'Another Five Giants' makes a panoramic survey of the Welfare State, including criticism of the ideology behind the original Beveridge Report. Beveridge admitted his ideology was ‘eugenic in intent’. Contrary to popular belief, it had elements that were insidious, malignant: 'its compassionate camouflage/Of gradualism that besotted/The bourgeoisie of an entire generation'. He referred to “Five Giant Evils” — Want, Ignorance, Disease, Squalor & Idleness'. Morrison is rightly critical of his criteria: ‘Ignorance’ can be the result of poor schooling, and ‘Idleness’ may not always be self-imposed. Now the old giants have been replaced by the new ones of ‘Neglect, Inequality, Insecurity, Prejudice and Discrimination’ according to Jeremy Corbyn.
Morrison adds on 'Five Shadow Evils': ‘Spite, Scrounger-Mongering, Stigma, Judgementalism and Resentment’. Morrison also cites Lloyd George's earlier 'Four Spectres', rhetorical precursors to Beveridge's 'Five Evils'. The formation of welfare structures is given good coverage, as is their subsequent decline and dismantling: 'this beneficent safety net has been steadily/Unthreaded through the decades post-’79.' Occupational Health Doublespeak brings Orwellian prophesy right into the here and now, with all its lame excuses for benefit cuts and psychiatric closures; the cynical appointment of dubious private companies to ‘rationalise’ the system. Brutal privatisation is laid bare.
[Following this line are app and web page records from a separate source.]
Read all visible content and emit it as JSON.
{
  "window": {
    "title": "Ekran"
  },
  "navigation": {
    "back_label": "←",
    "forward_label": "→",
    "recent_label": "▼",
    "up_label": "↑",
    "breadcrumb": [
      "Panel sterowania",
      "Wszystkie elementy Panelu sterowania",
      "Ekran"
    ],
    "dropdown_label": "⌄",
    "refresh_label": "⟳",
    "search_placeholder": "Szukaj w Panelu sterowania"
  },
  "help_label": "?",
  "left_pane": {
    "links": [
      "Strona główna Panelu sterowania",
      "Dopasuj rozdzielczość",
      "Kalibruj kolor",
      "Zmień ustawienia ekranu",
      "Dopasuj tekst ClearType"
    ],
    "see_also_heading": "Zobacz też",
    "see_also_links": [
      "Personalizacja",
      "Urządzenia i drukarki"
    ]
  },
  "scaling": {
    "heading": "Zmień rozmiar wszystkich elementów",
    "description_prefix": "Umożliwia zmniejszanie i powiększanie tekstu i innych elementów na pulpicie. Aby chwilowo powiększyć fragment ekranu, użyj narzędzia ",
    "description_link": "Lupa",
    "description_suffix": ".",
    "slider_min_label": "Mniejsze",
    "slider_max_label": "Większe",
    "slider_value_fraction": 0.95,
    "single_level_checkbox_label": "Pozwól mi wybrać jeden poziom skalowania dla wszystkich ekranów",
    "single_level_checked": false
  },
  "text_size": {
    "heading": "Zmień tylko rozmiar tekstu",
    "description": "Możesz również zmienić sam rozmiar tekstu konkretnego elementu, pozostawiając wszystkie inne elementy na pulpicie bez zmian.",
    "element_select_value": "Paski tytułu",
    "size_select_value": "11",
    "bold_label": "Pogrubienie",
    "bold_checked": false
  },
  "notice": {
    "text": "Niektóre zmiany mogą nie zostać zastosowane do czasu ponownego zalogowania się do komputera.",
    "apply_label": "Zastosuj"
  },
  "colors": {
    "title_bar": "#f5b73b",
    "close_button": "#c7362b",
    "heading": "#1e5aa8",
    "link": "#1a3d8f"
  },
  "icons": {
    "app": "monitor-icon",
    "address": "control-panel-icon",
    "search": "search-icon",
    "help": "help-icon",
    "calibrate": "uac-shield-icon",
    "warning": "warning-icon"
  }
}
The press is acknowledged as more powerful than politicians in shaping public opinion.
The Notes to the poems are impeccably thorough – worthy of any treatise on politics/economics. Morrison has acknowledged his debt to The Decline of the Welfare State by Coates and Silburn. Shabbigentile is no ‘easy read’: rightly so, because it embraces the tortured complexities of all the gigantic issues involved. It gives poetic tension to painful public issues. It radically challenges the boundaries between so-labelled ‘Literature’, ‘Poetry’, ‘Politics’ and ‘Economics’. It should be read, marked, and inwardly digested by all parties, in all those areas.